A major element in any building project is the Permit. The permitting process ensures that a project is conforming to local, state and other codes, such as the Seattle Land-Use Code, the State Energy Code, and the IBC (International Building Code).

 

 

 

 

 

 

 

A standard permit set provides a site plan showing the scope of new work, building plans, exterior elevations, a building section and wall section, window/door schedules, architectural details, and structural plans and details. For a full review project (see below) there’s an initial cycle of reviews, typically by an Ordinance/Structural reviewer, a Land-Use reviewer, an Energy Code reviewer, perhaps a Geo/Soils reviewer if there’s significant proposed groundwork, and others depending on the project. After the initial cycle the various reviewers return “corrections” to the architect. “Corrections” is an unfortunate term, really a misnomer – in general these comments are not pointing out mistakes but asking for clarifications, requesting that references be updated to reflect the current addition of the various codes, etc. When these “corrections” are addressed, returned to the assorted reviewers, and then approved, the permit is issued.

It’s very important to take permit lead-times into account in planning a project. In Seattle, especially, the process can be very lengthy. There are several steps in the process:

  • Determine if your project qualifies for an over-the-counter STFI (Subject To Field Inspection) permit. For small projects this is a good option, with reduced review time and cost;
  • For all other projects the first step is to submit a Preliminary Application Form, with a site plan. Once the City reviews this and approves it, you’re issued a project number.
  • With that project number, you can now schedule a permit intake appointment.
  • On or before 7:00 am on the day of your intake appointment, you need to submit online your plan set, required forms, structural calculations, etc.
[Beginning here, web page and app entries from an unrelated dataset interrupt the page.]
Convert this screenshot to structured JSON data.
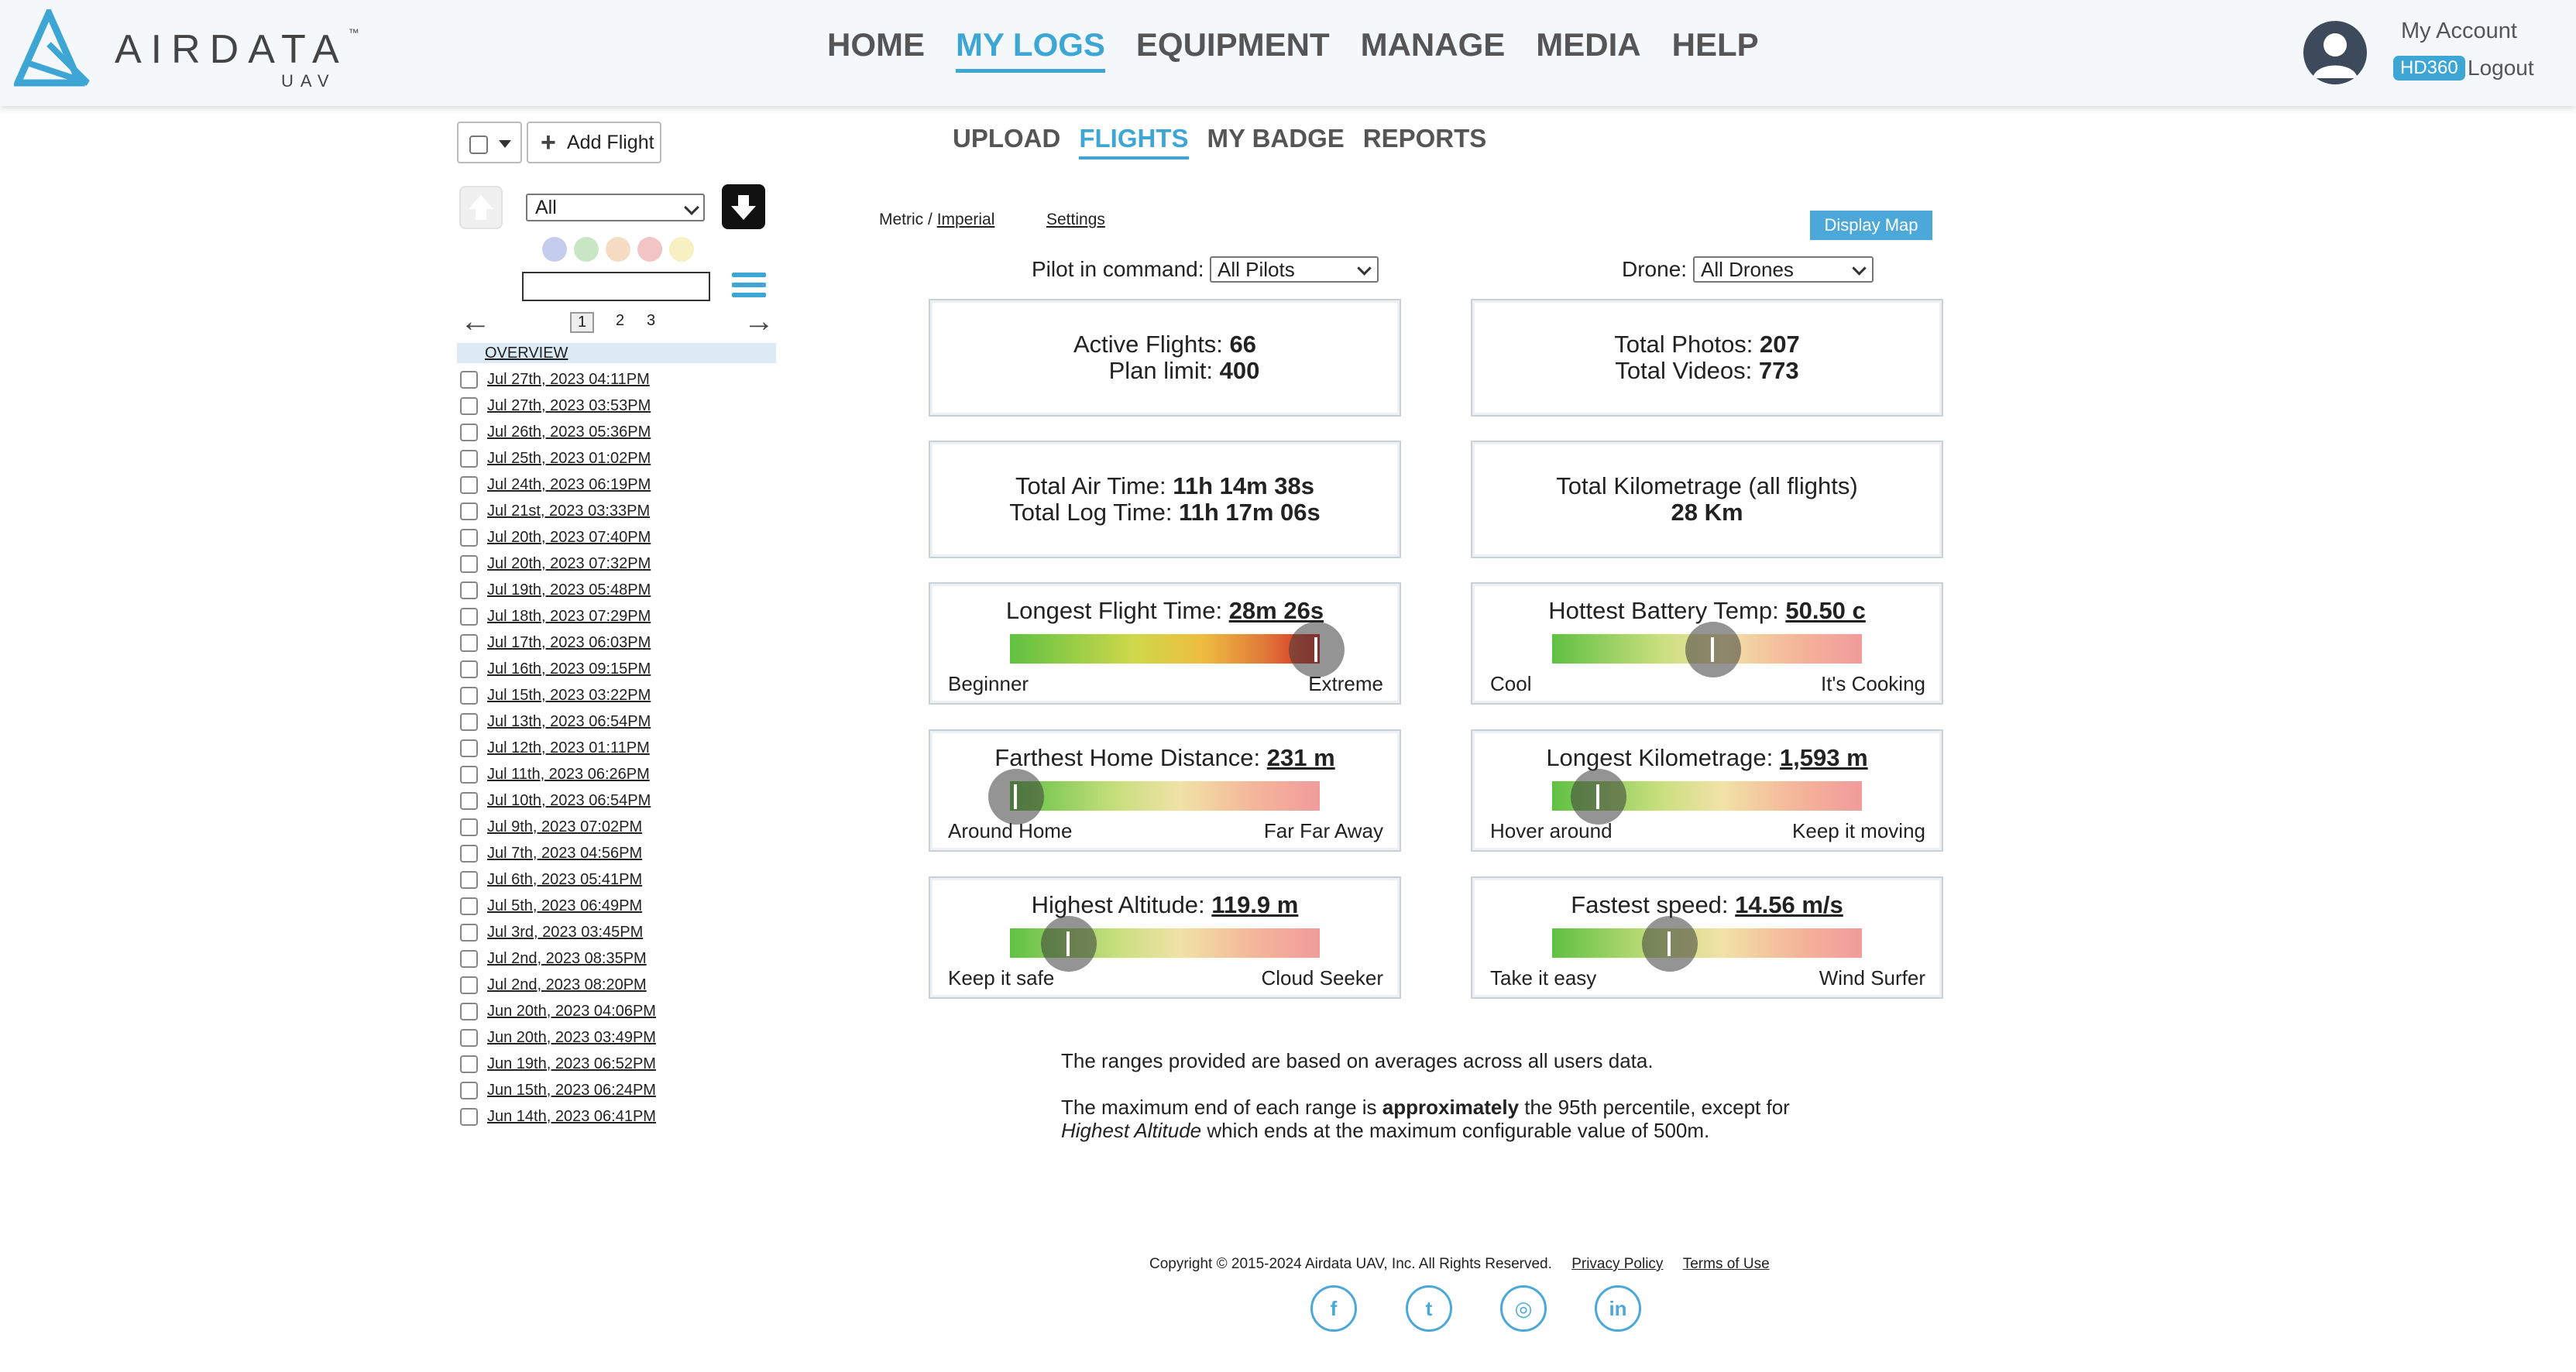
{
  "brand": {
    "name": "AIRDATA",
    "sub": "UAV",
    "tm": "™"
  },
  "nav": {
    "home": "HOME",
    "my_logs": "MY LOGS",
    "equipment": "EQUIPMENT",
    "manage": "MANAGE",
    "media": "MEDIA",
    "help": "HELP",
    "active": "MY LOGS"
  },
  "account": {
    "label": "My Account",
    "plan_badge": "HD360",
    "logout": "Logout"
  },
  "subnav": {
    "upload": "UPLOAD",
    "flights": "FLIGHTS",
    "my_badge": "MY BADGE",
    "reports": "REPORTS",
    "active": "FLIGHTS"
  },
  "sidebar": {
    "add_flight": "Add Flight",
    "filter_value": "All",
    "search_value": "",
    "pages": [
      "1",
      "2",
      "3"
    ],
    "current_page": "1",
    "overview": "OVERVIEW",
    "flights": [
      "Jul 27th, 2023 04:11PM",
      "Jul 27th, 2023 03:53PM",
      "Jul 26th, 2023 05:36PM",
      "Jul 25th, 2023 01:02PM",
      "Jul 24th, 2023 06:19PM",
      "Jul 21st, 2023 03:33PM",
      "Jul 20th, 2023 07:40PM",
      "Jul 20th, 2023 07:32PM",
      "Jul 19th, 2023 05:48PM",
      "Jul 18th, 2023 07:29PM",
      "Jul 17th, 2023 06:03PM",
      "Jul 16th, 2023 09:15PM",
      "Jul 15th, 2023 03:22PM",
      "Jul 13th, 2023 06:54PM",
      "Jul 12th, 2023 01:11PM",
      "Jul 11th, 2023 06:26PM",
      "Jul 10th, 2023 06:54PM",
      "Jul 9th, 2023 07:02PM",
      "Jul 7th, 2023 04:56PM",
      "Jul 6th, 2023 05:41PM",
      "Jul 5th, 2023 06:49PM",
      "Jul 3rd, 2023 03:45PM",
      "Jul 2nd, 2023 08:35PM",
      "Jul 2nd, 2023 08:20PM",
      "Jun 20th, 2023 04:06PM",
      "Jun 20th, 2023 03:49PM",
      "Jun 19th, 2023 06:52PM",
      "Jun 15th, 2023 06:24PM",
      "Jun 14th, 2023 06:41PM"
    ],
    "tag_colors": [
      "#c5cdef",
      "#c8e6c4",
      "#f6dcc3",
      "#f2c4c4",
      "#f7f0c2"
    ]
  },
  "toolbar": {
    "metric": "Metric",
    "sep": " / ",
    "imperial": "Imperial",
    "settings": "Settings",
    "display_map": "Display Map"
  },
  "filters": {
    "pilot_label": "Pilot in command:",
    "pilot_value": "All Pilots",
    "drone_label": "Drone:",
    "drone_value": "All Drones"
  },
  "stats": {
    "active_flights_label": "Active Flights:",
    "active_flights": "66",
    "plan_limit_label": "Plan limit:",
    "plan_limit": "400",
    "total_photos_label": "Total Photos:",
    "total_photos": "207",
    "total_videos_label": "Total Videos:",
    "total_videos": "773",
    "air_time_label": "Total Air Time:",
    "air_time": "11h 14m 38s",
    "log_time_label": "Total Log Time:",
    "log_time": "11h 17m 06s",
    "kilometrage_label": "Total Kilometrage (all flights)",
    "kilometrage": "28 Km"
  },
  "gauges": [
    {
      "id": "flight-time",
      "label": "Longest Flight Time:",
      "value": "28m 26s",
      "left": "Beginner",
      "right": "Extreme",
      "level": 0.99,
      "gradient": "linear-gradient(90deg,#5fc142 0%,#cfd84a 40%,#eebd3f 62%,#e07a3a 82%,#d62323 100%)"
    },
    {
      "id": "battery-temp",
      "label": "Hottest Battery Temp:",
      "value": "50.50 c",
      "left": "Cool",
      "right": "It's Cooking",
      "level": 0.52,
      "gradient": "linear-gradient(90deg,#5fc142 0%,#c9df7f 35%,#f1e2a6 55%,#f4b79a 78%,#f29b9b 100%)"
    },
    {
      "id": "home-distance",
      "label": "Farthest Home Distance:",
      "value": "231 m",
      "left": "Around Home",
      "right": "Far Far Away",
      "level": 0.02,
      "gradient": "linear-gradient(90deg,#5fc142 0%,#c9df7f 35%,#f1e2a6 55%,#f4b79a 78%,#f29b9b 100%)"
    },
    {
      "id": "longest-km",
      "label": "Longest Kilometrage:",
      "value": "1,593 m",
      "left": "Hover around",
      "right": "Keep it moving",
      "level": 0.15,
      "gradient": "linear-gradient(90deg,#5fc142 0%,#c9df7f 35%,#f1e2a6 55%,#f4b79a 78%,#f29b9b 100%)"
    },
    {
      "id": "altitude",
      "label": "Highest Altitude:",
      "value": "119.9 m",
      "left": "Keep it safe",
      "right": "Cloud Seeker",
      "level": 0.19,
      "gradient": "linear-gradient(90deg,#5fc142 0%,#c9df7f 35%,#f1e2a6 55%,#f4b79a 78%,#f29b9b 100%)"
    },
    {
      "id": "speed",
      "label": "Fastest speed:",
      "value": "14.56 m/s",
      "left": "Take it easy",
      "right": "Wind Surfer",
      "level": 0.38,
      "gradient": "linear-gradient(90deg,#5fc142 0%,#c9df7f 35%,#f1e2a6 55%,#f4b79a 78%,#f29b9b 100%)"
    }
  ],
  "notes": {
    "line1": "The ranges provided are based on averages across all users data.",
    "line2_a": "The maximum end of each range is ",
    "line2_b": "approximately",
    "line2_c": " the 95th percentile, except for ",
    "line2_d": "Highest Altitude",
    "line2_e": " which ends at the maximum configurable value of 500m."
  },
  "footer": {
    "copyright": "Copyright © 2015-2024 Airdata UAV, Inc. All Rights Reserved.",
    "privacy": "Privacy Policy",
    "terms": "Terms of Use",
    "social": [
      {
        "name": "facebook",
        "glyph": "f"
      },
      {
        "name": "twitter",
        "glyph": "t"
      },
      {
        "name": "instagram",
        "glyph": "◎"
      },
      {
        "name": "linkedin",
        "glyph": "in"
      }
    ]
  },
  "colors": {
    "accent": "#3ea6d4",
    "map_button": "#4ba8d8"
  }
}
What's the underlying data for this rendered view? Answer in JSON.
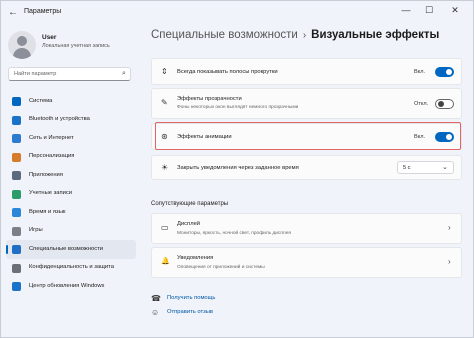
{
  "window": {
    "title": "Параметры",
    "back_glyph": "←",
    "controls": {
      "minimize": "—",
      "maximize": "☐",
      "close": "✕"
    }
  },
  "user": {
    "name": "User",
    "account": "Локальная учетная запись"
  },
  "search": {
    "placeholder": "Найти параметр",
    "icon": "search-icon",
    "glyph": "⌕"
  },
  "sidebar": {
    "items": [
      {
        "label": "Система",
        "icon": "monitor-icon",
        "color": "#0067c0",
        "active": false
      },
      {
        "label": "Bluetooth и устройства",
        "icon": "bluetooth-icon",
        "color": "#1a73c9",
        "active": false
      },
      {
        "label": "Сеть и Интернет",
        "icon": "wifi-icon",
        "color": "#2d7bd1",
        "active": false
      },
      {
        "label": "Персонализация",
        "icon": "brush-icon",
        "color": "#d67b2a",
        "active": false
      },
      {
        "label": "Приложения",
        "icon": "apps-icon",
        "color": "#5b6b7d",
        "active": false
      },
      {
        "label": "Учетные записи",
        "icon": "person-icon",
        "color": "#2a9d6a",
        "active": false
      },
      {
        "label": "Время и язык",
        "icon": "globe-clock-icon",
        "color": "#2b88d8",
        "active": false
      },
      {
        "label": "Игры",
        "icon": "gamepad-icon",
        "color": "#7a7f88",
        "active": false
      },
      {
        "label": "Специальные возможности",
        "icon": "accessibility-icon",
        "color": "#1f6fc4",
        "active": true
      },
      {
        "label": "Конфиденциальность и защита",
        "icon": "shield-icon",
        "color": "#6a6f78",
        "active": false
      },
      {
        "label": "Центр обновления Windows",
        "icon": "update-icon",
        "color": "#1a73c9",
        "active": false
      }
    ]
  },
  "breadcrumb": {
    "parent": "Специальные возможности",
    "separator": "›",
    "current": "Визуальные эффекты"
  },
  "settings": {
    "scrollbars": {
      "label": "Всегда показывать полосы прокрутки",
      "state": "Вкл.",
      "on": true,
      "icon": "scrollbar-icon",
      "glyph": "⇕"
    },
    "transparency": {
      "label": "Эффекты прозрачности",
      "desc": "Фоны некоторых окон выглядят немного прозрачными",
      "state": "Откл.",
      "on": false,
      "icon": "transparency-icon",
      "glyph": "✎"
    },
    "animation": {
      "label": "Эффекты анимации",
      "state": "Вкл.",
      "on": true,
      "icon": "animation-icon",
      "glyph": "⊛"
    },
    "notifications": {
      "label": "Закрыть уведомления через заданное время",
      "value": "5 с",
      "icon": "sun-icon",
      "glyph": "☀",
      "chevron": "⌄"
    }
  },
  "related": {
    "title": "Сопутствующие параметры",
    "display": {
      "label": "Дисплей",
      "desc": "Мониторы, яркость, ночной свет, профиль дисплея",
      "icon": "display-icon",
      "glyph": "▭",
      "chevron": "›"
    },
    "notifications": {
      "label": "Уведомления",
      "desc": "Оповещения от приложений и системы",
      "icon": "bell-icon",
      "glyph": "🔔",
      "chevron": "›"
    }
  },
  "help": {
    "get_help": {
      "label": "Получить помощь",
      "icon": "help-icon",
      "glyph": "☎"
    },
    "feedback": {
      "label": "Отправить отзыв",
      "icon": "feedback-icon",
      "glyph": "☺"
    }
  },
  "colors": {
    "accent": "#0067c0",
    "highlight_border": "#e06666"
  }
}
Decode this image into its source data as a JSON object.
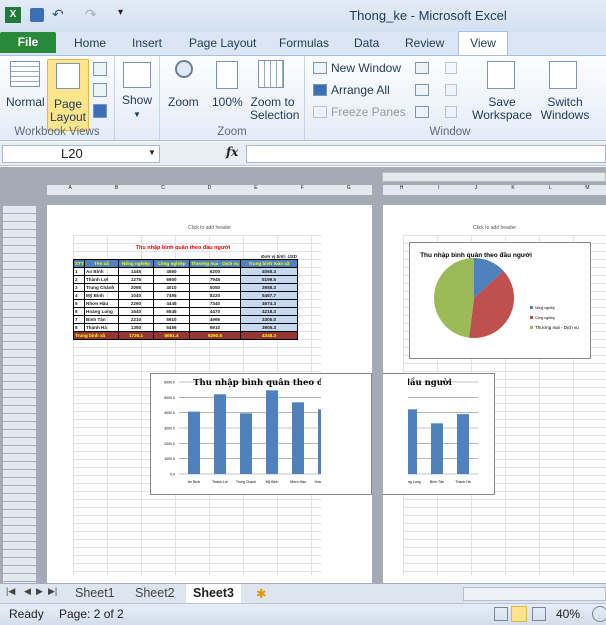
{
  "window": {
    "title": "Thong_ke - Microsoft Excel"
  },
  "tabs": [
    "File",
    "Home",
    "Insert",
    "Page Layout",
    "Formulas",
    "Data",
    "Review",
    "View"
  ],
  "ribbon": {
    "groups": [
      "Workbook Views",
      "Zoom",
      "Window"
    ],
    "normal": "Normal",
    "page_layout": "Page Layout",
    "show": "Show",
    "zoom": "Zoom",
    "zoom100": "100%",
    "zoom_sel": "Zoom to Selection",
    "new_window": "New Window",
    "arrange_all": "Arrange All",
    "freeze_panes": "Freeze Panes",
    "save_ws": "Save Workspace",
    "switch_win": "Switch Windows"
  },
  "formula_bar": {
    "name_box": "L20",
    "fx": "fx",
    "value": ""
  },
  "page": {
    "header_placeholder": "Click to add header"
  },
  "columns_page1": [
    "A",
    "B",
    "C",
    "D",
    "E",
    "F",
    "G"
  ],
  "columns_page2": [
    "H",
    "I",
    "J",
    "K",
    "L",
    "M"
  ],
  "table": {
    "title": "Thu nhập bình quân theo đầu người",
    "unit": "Đơn vị tính: USD",
    "headers": [
      "STT",
      "Tên xã",
      "Nông nghiệp",
      "Công nghiệp",
      "Thương mại - Dịch vụ",
      "Trung bình toàn xã"
    ],
    "rows": [
      [
        "1",
        "An Bình",
        "1445",
        "4560",
        "6200",
        "4068.3"
      ],
      [
        "2",
        "Thành Lợi",
        "1275",
        "6900",
        "7945",
        "5199.5"
      ],
      [
        "3",
        "Trung Chánh",
        "2095",
        "4010",
        "5050",
        "3958.3"
      ],
      [
        "4",
        "Mỹ Bình",
        "1040",
        "7495",
        "8220",
        "5457.7"
      ],
      [
        "5",
        "Nhơn Hậu",
        "2260",
        "4445",
        "7340",
        "4674.3"
      ],
      [
        "6",
        "Hoàng Long",
        "1640",
        "6545",
        "4470",
        "4218.3"
      ],
      [
        "7",
        "Bình Tân",
        "2210",
        "5910",
        "4995",
        "3305.0"
      ],
      [
        "8",
        "Thành Hà",
        "1350",
        "5456",
        "6910",
        "3905.3"
      ]
    ],
    "total": [
      "Trung bình xã",
      "1725.1",
      "5051.4",
      "6260.5",
      "4348.3"
    ]
  },
  "chart_data": [
    {
      "type": "bar",
      "title": "Thu nhập bình quân theo đầu người",
      "categories": [
        "An Bình",
        "Thành Lợi",
        "Trung Chánh",
        "Mỹ Bình",
        "Nhơn Hậu",
        "Hoàng Long",
        "Bình Tân",
        "Thành Hà"
      ],
      "values": [
        4068.3,
        5199.5,
        3958.3,
        5457.7,
        4674.3,
        4218.3,
        3305.0,
        3905.3
      ],
      "ylim": [
        0,
        6000
      ],
      "yticks": [
        "0.0",
        "1000.0",
        "2000.0",
        "3000.0",
        "4000.0",
        "5000.0",
        "6000.0"
      ],
      "grid": true,
      "color": "#4f81bd"
    },
    {
      "type": "pie",
      "title": "Thu nhập bình quân theo đầu người",
      "labels": [
        "Nông nghiệp",
        "Công nghiệp",
        "Thương mại - Dịch vụ"
      ],
      "values": [
        1725.1,
        5051.4,
        6260.5
      ],
      "colors": [
        "#4f81bd",
        "#c0504d",
        "#9bbb59"
      ],
      "legend": "right"
    }
  ],
  "sheet_tabs": [
    "Sheet1",
    "Sheet2",
    "Sheet3"
  ],
  "active_sheet": "Sheet3",
  "status": {
    "ready": "Ready",
    "page": "Page: 2 of 2",
    "zoom": "40%"
  }
}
If you’re going the full-review route, get ready for long delays. Obtaining a project number used to be a one or two-day process once the¬†Preliminary Application Form was submitted. But since the City rolled out their new website this Spring it’s become another weeks-long process. When you do finally receive your project number and attempt to schedule a permit submittal, you’ll find that available dates are three months or more out. Then, once you’ve (hopefully) successfully submitted your permit documents on your appointed date, the review period will average 8-10 weeks.

In other words, once you begin a project, it may be 6 months or more before you have a permit in hand.